Rather than a social movement, Corbynism should be understood as a network, with a variety of horizontal and vertical characteristics. The former consists of a large and loose association of supporters who function largely as an army of clickivists who aggressively defend the goals of the project and the authenticity of the leader, while consigning those who dissent to some beyond the pale category (Blairite, Red Tory, traitor etc). Abuse is not an inherent feature of those attacks, but the ideological and personality-driven character of the project tends to encourage it. Indeed, the leader-focused nature of Corbynism "testifies precisely to the lack, the weakness, of the "social movement" of which he is the supposed avatar".

The speed and reach of such forms of networking are facilitated by the growth of social media. Such efforts have been conceptualised and popularised by Paul Mason, who has transferred his belief that the agency of social change in a "postcapitalist" world is the ‘educated networked individual’ to the distinctive nature of Corbyn party/movement hybrid. Something different is clearly happening with such networking, but as has been widely observed, the effectiveness of horizontal organising to effect lasting political change has been exaggerated and the tendency to act as self-referential cultural echo chambers vastly under-estimated.

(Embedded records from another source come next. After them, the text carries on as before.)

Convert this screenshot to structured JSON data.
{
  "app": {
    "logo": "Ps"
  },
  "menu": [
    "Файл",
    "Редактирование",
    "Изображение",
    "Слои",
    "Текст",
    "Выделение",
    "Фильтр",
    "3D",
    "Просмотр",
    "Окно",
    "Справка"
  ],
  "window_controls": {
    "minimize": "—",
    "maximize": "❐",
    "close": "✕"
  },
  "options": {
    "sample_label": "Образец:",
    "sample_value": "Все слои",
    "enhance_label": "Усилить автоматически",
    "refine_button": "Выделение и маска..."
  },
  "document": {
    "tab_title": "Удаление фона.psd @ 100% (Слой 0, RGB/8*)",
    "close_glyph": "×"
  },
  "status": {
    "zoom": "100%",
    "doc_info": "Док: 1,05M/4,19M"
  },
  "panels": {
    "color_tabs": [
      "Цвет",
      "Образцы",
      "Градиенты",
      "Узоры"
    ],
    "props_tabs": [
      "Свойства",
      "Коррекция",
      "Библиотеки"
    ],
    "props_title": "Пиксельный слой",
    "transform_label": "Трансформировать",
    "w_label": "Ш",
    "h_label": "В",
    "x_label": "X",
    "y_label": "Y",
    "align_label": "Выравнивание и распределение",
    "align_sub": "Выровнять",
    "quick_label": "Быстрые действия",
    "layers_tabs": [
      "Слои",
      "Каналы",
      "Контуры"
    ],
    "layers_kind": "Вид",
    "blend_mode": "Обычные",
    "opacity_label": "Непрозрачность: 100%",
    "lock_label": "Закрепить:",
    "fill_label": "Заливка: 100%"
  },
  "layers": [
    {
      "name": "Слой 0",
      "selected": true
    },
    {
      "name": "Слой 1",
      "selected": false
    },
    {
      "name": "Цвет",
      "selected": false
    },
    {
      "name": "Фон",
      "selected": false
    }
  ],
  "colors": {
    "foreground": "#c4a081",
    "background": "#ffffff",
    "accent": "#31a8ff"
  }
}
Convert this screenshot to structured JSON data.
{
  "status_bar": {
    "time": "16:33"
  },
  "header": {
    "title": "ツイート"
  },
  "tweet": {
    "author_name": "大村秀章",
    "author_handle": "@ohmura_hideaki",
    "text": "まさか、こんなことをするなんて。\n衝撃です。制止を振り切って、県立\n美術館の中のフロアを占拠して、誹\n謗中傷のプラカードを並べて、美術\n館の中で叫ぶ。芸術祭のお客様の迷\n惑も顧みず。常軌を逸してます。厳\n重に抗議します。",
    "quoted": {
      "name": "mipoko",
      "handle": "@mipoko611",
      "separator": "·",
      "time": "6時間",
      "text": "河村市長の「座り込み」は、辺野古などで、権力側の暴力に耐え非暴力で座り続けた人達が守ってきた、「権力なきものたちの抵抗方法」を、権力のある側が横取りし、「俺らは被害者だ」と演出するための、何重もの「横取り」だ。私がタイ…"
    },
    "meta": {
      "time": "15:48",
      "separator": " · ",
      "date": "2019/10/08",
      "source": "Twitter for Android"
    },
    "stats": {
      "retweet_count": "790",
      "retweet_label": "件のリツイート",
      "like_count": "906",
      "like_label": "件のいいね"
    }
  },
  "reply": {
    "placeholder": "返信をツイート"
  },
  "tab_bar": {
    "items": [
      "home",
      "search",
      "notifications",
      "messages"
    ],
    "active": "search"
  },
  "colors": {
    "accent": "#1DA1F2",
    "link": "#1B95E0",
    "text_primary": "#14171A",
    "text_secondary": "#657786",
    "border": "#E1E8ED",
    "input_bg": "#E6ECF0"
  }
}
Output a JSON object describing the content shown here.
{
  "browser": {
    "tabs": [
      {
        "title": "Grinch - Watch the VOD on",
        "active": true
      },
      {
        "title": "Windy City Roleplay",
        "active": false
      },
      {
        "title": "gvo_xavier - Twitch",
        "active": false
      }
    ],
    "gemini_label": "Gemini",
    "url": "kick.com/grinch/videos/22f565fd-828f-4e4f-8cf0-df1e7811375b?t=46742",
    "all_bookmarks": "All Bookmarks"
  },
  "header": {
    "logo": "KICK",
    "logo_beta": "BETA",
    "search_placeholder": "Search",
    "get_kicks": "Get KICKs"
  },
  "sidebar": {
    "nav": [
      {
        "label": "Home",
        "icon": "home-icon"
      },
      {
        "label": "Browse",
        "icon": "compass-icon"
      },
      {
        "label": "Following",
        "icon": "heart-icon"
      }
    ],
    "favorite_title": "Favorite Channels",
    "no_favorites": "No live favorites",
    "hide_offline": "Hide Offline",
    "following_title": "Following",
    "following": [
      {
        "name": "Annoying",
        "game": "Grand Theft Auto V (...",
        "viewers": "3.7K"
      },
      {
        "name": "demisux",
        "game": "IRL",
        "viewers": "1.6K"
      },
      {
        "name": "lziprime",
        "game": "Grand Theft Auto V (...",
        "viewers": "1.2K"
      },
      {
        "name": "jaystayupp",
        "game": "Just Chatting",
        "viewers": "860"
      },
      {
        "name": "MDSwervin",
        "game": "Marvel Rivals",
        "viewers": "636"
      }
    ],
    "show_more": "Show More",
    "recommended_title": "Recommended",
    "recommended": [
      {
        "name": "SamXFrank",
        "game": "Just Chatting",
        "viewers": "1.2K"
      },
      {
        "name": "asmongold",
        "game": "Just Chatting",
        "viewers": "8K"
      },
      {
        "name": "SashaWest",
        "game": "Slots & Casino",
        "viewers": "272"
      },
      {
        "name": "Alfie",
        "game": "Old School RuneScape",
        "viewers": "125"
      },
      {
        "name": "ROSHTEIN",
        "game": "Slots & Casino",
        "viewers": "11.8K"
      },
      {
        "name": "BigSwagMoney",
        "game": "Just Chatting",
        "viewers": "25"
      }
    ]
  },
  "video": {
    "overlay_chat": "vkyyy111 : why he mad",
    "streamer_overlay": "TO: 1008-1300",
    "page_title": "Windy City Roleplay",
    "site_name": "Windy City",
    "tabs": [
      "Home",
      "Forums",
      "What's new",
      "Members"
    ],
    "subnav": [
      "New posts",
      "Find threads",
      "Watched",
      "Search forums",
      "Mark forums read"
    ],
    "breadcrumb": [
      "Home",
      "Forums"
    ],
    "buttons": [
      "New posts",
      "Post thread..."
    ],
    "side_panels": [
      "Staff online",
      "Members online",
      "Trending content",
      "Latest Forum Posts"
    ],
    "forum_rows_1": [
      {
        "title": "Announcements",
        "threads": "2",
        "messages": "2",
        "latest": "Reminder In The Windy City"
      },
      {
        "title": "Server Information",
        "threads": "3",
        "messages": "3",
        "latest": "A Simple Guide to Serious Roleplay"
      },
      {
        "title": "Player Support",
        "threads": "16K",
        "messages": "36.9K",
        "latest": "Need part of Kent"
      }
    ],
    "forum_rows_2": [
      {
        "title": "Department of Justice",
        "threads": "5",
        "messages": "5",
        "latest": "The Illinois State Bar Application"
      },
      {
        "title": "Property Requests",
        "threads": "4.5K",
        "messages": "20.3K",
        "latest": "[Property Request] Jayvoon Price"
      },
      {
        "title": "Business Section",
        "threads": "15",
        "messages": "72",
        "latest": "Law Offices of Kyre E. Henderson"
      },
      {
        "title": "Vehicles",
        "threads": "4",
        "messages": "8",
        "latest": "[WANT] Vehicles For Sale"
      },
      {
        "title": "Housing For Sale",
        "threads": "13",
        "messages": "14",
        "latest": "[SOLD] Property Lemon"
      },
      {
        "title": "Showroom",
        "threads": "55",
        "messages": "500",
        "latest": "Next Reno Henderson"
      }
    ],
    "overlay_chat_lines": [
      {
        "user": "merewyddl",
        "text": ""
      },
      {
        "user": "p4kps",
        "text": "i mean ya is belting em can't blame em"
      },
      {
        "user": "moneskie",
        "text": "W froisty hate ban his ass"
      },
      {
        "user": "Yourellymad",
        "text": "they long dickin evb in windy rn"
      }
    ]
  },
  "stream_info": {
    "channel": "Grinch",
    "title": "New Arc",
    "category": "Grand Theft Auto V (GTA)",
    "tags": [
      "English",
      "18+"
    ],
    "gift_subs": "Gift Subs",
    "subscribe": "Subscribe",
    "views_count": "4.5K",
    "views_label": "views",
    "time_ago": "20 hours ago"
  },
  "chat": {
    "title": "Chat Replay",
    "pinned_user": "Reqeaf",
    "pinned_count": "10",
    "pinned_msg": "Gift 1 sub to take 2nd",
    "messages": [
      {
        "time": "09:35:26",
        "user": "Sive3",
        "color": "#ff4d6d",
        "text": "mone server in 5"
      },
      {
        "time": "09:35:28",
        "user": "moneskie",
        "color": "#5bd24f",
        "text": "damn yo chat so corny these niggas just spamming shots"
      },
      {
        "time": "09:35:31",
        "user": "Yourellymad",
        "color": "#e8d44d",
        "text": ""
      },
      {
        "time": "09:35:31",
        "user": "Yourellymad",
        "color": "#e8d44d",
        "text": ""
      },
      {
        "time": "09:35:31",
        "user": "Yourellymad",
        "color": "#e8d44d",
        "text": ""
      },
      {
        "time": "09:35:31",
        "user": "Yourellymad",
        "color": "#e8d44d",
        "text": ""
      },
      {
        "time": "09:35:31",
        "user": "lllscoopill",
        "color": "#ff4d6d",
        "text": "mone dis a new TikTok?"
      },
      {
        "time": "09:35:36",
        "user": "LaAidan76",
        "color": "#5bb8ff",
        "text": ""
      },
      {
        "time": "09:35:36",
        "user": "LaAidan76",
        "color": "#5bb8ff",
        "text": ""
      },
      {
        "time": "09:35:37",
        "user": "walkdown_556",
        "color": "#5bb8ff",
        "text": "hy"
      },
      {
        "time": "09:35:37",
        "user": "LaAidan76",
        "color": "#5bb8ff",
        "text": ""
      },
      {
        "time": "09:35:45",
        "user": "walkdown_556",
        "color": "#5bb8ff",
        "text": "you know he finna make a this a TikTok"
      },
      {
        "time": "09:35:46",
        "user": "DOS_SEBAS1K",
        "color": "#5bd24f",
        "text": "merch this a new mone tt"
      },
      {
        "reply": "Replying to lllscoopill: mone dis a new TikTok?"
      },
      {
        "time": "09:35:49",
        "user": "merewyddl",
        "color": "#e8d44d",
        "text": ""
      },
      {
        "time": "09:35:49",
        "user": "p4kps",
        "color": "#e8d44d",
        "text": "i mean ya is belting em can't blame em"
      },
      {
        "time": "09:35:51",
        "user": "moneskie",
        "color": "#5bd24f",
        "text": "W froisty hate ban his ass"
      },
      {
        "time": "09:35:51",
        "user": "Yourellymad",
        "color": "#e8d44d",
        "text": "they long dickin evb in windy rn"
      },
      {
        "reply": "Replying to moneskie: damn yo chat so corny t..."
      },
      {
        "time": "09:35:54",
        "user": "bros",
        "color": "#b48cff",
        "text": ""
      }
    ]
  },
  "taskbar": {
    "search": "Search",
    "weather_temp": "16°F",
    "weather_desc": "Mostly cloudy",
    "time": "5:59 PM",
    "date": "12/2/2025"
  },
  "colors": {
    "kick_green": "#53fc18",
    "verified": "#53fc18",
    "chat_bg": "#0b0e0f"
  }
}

As for the vertical, this is represented by the core team around the offices of Corbyn and John McDonnell and through the factional organisation of Momentum. Their focus is party building, albeit dressed up in the language of social movement. Circumstances have combined to offer the hard left a unique opportunity to capture a social democratic party machine. There is a genuine though mistaken belief that institutional capture will lead to a broader institutional transformation. This does not mean that Momentum should be characterised as a "mob" or a plaything of Trot entrists. Momentum brings together a large number of committed activists understandably fed up with the narrow and timid nature of Labour in particular and politics in general. Some of their party building can help revitalise Labour at local level, though at the moment there is little evidence of substantive participation in campaigns on the ground.

In a recent Guardian piece, Ellie Mae O’Hagan takes critics of Corbynism to task: "There are not enough delusional Leninists in Britain to make up the entirety of Corbyn’s support – these are only ordinary British voters who want radical solutions to a growing number of crises". The first observation is certainly true, but the second is deeply misguided, though all-too typical. As the MP Richard Burden aptly notes, "We stop thinking about how we connect with 'the people' and start to think of ourselves as 'the people'. And as we do that, we get into the politics of the echo chamber where the voices we hear are those we want to hear".

It is sometimes said that Corbyn and co are not interested in winning elections. I don’t think that is true. The problem is that their double confusion between party and movement and party and public means that they don’t know how to. Instead of winning over the electorate, they will carry on accumulating members, waiting for some illusory tipping point where mass party becomes mass appeal. In the wake of a decisive general election defeat – for that it is what is overwhelmingly likely to happen - they will have the party, but Labour as a national electoral alternative and agent of potential social transformation will be finished for the foreseeable future.  

This piece originally appeared in Renewal.

Paul Thompson is Professor of Employment Studies at the University of Stirling and was a founding editor of Renewal.